Return the listing exactly. Keep no pictures.
++++++++++
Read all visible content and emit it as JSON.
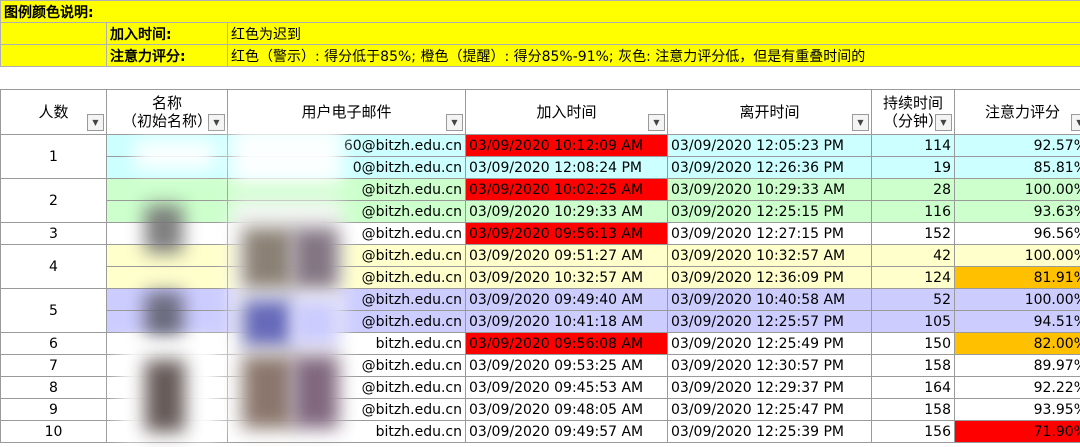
{
  "legend": {
    "title": "图例颜色说明:",
    "join_label": "加入时间:",
    "join_desc": "红色为迟到",
    "attention_label": "注意力评分:",
    "attention_desc": "红色（警示）: 得分低于85%; 橙色（提醒）: 得分85%-91%; 灰色: 注意力评分低，但是有重叠时间的"
  },
  "headers": {
    "num": "人数",
    "name_line1": "名称",
    "name_line2": "（初始名称）",
    "email": "用户电子邮件",
    "join": "加入时间",
    "leave": "离开时间",
    "duration_line1": "持续时间",
    "duration_line2": "（分钟）",
    "score": "注意力评分"
  },
  "rows": [
    {
      "num": "1",
      "email": "60@bitzh.edu.cn",
      "join": "03/09/2020 10:12:09 AM",
      "leave": "03/09/2020 12:05:23 PM",
      "duration": "114",
      "score": "92.57%"
    },
    {
      "num": "",
      "email": "0@bitzh.edu.cn",
      "join": "03/09/2020 12:08:24 PM",
      "leave": "03/09/2020 12:26:36 PM",
      "duration": "19",
      "score": "85.81%"
    },
    {
      "num": "2",
      "email": "@bitzh.edu.cn",
      "join": "03/09/2020 10:02:25 AM",
      "leave": "03/09/2020 10:29:33 AM",
      "duration": "28",
      "score": "100.00%"
    },
    {
      "num": "",
      "email": "@bitzh.edu.cn",
      "join": "03/09/2020 10:29:33 AM",
      "leave": "03/09/2020 12:25:15 PM",
      "duration": "116",
      "score": "93.63%"
    },
    {
      "num": "3",
      "email": "@bitzh.edu.cn",
      "join": "03/09/2020 09:56:13 AM",
      "leave": "03/09/2020 12:27:15 PM",
      "duration": "152",
      "score": "96.56%"
    },
    {
      "num": "4",
      "email": "@bitzh.edu.cn",
      "join": "03/09/2020 09:51:27 AM",
      "leave": "03/09/2020 10:32:57 AM",
      "duration": "42",
      "score": "100.00%"
    },
    {
      "num": "",
      "email": "@bitzh.edu.cn",
      "join": "03/09/2020 10:32:57 AM",
      "leave": "03/09/2020 12:36:09 PM",
      "duration": "124",
      "score": "81.91%"
    },
    {
      "num": "5",
      "email": "@bitzh.edu.cn",
      "join": "03/09/2020 09:49:40 AM",
      "leave": "03/09/2020 10:40:58 AM",
      "duration": "52",
      "score": "100.00%"
    },
    {
      "num": "",
      "email": "@bitzh.edu.cn",
      "join": "03/09/2020 10:41:18 AM",
      "leave": "03/09/2020 12:25:57 PM",
      "duration": "105",
      "score": "94.51%"
    },
    {
      "num": "6",
      "email": "bitzh.edu.cn",
      "join": "03/09/2020 09:56:08 AM",
      "leave": "03/09/2020 12:25:49 PM",
      "duration": "150",
      "score": "82.00%"
    },
    {
      "num": "7",
      "email": "@bitzh.edu.cn",
      "join": "03/09/2020 09:53:25 AM",
      "leave": "03/09/2020 12:30:57 PM",
      "duration": "158",
      "score": "89.97%"
    },
    {
      "num": "8",
      "email": "@bitzh.edu.cn",
      "join": "03/09/2020 09:45:53 AM",
      "leave": "03/09/2020 12:29:37 PM",
      "duration": "164",
      "score": "92.22%"
    },
    {
      "num": "9",
      "email": "@bitzh.edu.cn",
      "join": "03/09/2020 09:48:05 AM",
      "leave": "03/09/2020 12:25:47 PM",
      "duration": "158",
      "score": "93.95%"
    },
    {
      "num": "10",
      "email": "bitzh.edu.cn",
      "join": "03/09/2020 09:49:57 AM",
      "leave": "03/09/2020 12:25:39 PM",
      "duration": "156",
      "score": "71.90%"
    }
  ],
  "colors": {
    "legend_bg": "#ffff00",
    "late_red": "#ff0000",
    "remind_orange": "#ffc000",
    "group1": "#ccffff",
    "group2": "#ccffcc",
    "group4": "#ffffcc",
    "group5": "#ccccff"
  },
  "icons": {
    "filter": "filter-dropdown-icon"
  }
}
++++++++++
**Task solution**
Read all visible content and emit it as JSON.
{
  "legend": {
    "title": "图例颜色说明:",
    "join_label": "加入时间:",
    "join_desc": "红色为迟到",
    "attention_label": "注意力评分:",
    "attention_desc": "红色（警示）: 得分低于85%; 橙色（提醒）: 得分85%-91%; 灰色: 注意力评分低，但是有重叠时间的"
  },
  "headers": {
    "num": "人数",
    "name_line1": "名称",
    "name_line2": "（初始名称）",
    "email": "用户电子邮件",
    "join": "加入时间",
    "leave": "离开时间",
    "duration_line1": "持续时间",
    "duration_line2": "（分钟）",
    "score": "注意力评分"
  },
  "rows": [
    {
      "num": "1",
      "email": "60@bitzh.edu.cn",
      "join": "03/09/2020 10:12:09 AM",
      "leave": "03/09/2020 12:05:23 PM",
      "duration": "114",
      "score": "92.57%"
    },
    {
      "num": "",
      "email": "0@bitzh.edu.cn",
      "join": "03/09/2020 12:08:24 PM",
      "leave": "03/09/2020 12:26:36 PM",
      "duration": "19",
      "score": "85.81%"
    },
    {
      "num": "2",
      "email": "@bitzh.edu.cn",
      "join": "03/09/2020 10:02:25 AM",
      "leave": "03/09/2020 10:29:33 AM",
      "duration": "28",
      "score": "100.00%"
    },
    {
      "num": "",
      "email": "@bitzh.edu.cn",
      "join": "03/09/2020 10:29:33 AM",
      "leave": "03/09/2020 12:25:15 PM",
      "duration": "116",
      "score": "93.63%"
    },
    {
      "num": "3",
      "email": "@bitzh.edu.cn",
      "join": "03/09/2020 09:56:13 AM",
      "leave": "03/09/2020 12:27:15 PM",
      "duration": "152",
      "score": "96.56%"
    },
    {
      "num": "4",
      "email": "@bitzh.edu.cn",
      "join": "03/09/2020 09:51:27 AM",
      "leave": "03/09/2020 10:32:57 AM",
      "duration": "42",
      "score": "100.00%"
    },
    {
      "num": "",
      "email": "@bitzh.edu.cn",
      "join": "03/09/2020 10:32:57 AM",
      "leave": "03/09/2020 12:36:09 PM",
      "duration": "124",
      "score": "81.91%"
    },
    {
      "num": "5",
      "email": "@bitzh.edu.cn",
      "join": "03/09/2020 09:49:40 AM",
      "leave": "03/09/2020 10:40:58 AM",
      "duration": "52",
      "score": "100.00%"
    },
    {
      "num": "",
      "email": "@bitzh.edu.cn",
      "join": "03/09/2020 10:41:18 AM",
      "leave": "03/09/2020 12:25:57 PM",
      "duration": "105",
      "score": "94.51%"
    },
    {
      "num": "6",
      "email": "bitzh.edu.cn",
      "join": "03/09/2020 09:56:08 AM",
      "leave": "03/09/2020 12:25:49 PM",
      "duration": "150",
      "score": "82.00%"
    },
    {
      "num": "7",
      "email": "@bitzh.edu.cn",
      "join": "03/09/2020 09:53:25 AM",
      "leave": "03/09/2020 12:30:57 PM",
      "duration": "158",
      "score": "89.97%"
    },
    {
      "num": "8",
      "email": "@bitzh.edu.cn",
      "join": "03/09/2020 09:45:53 AM",
      "leave": "03/09/2020 12:29:37 PM",
      "duration": "164",
      "score": "92.22%"
    },
    {
      "num": "9",
      "email": "@bitzh.edu.cn",
      "join": "03/09/2020 09:48:05 AM",
      "leave": "03/09/2020 12:25:47 PM",
      "duration": "158",
      "score": "93.95%"
    },
    {
      "num": "10",
      "email": "bitzh.edu.cn",
      "join": "03/09/2020 09:49:57 AM",
      "leave": "03/09/2020 12:25:39 PM",
      "duration": "156",
      "score": "71.90%"
    }
  ],
  "colors": {
    "legend_bg": "#ffff00",
    "late_red": "#ff0000",
    "remind_orange": "#ffc000",
    "group1": "#ccffff",
    "group2": "#ccffcc",
    "group4": "#ffffcc",
    "group5": "#ccccff"
  },
  "icons": {
    "filter": "filter-dropdown-icon"
  }
}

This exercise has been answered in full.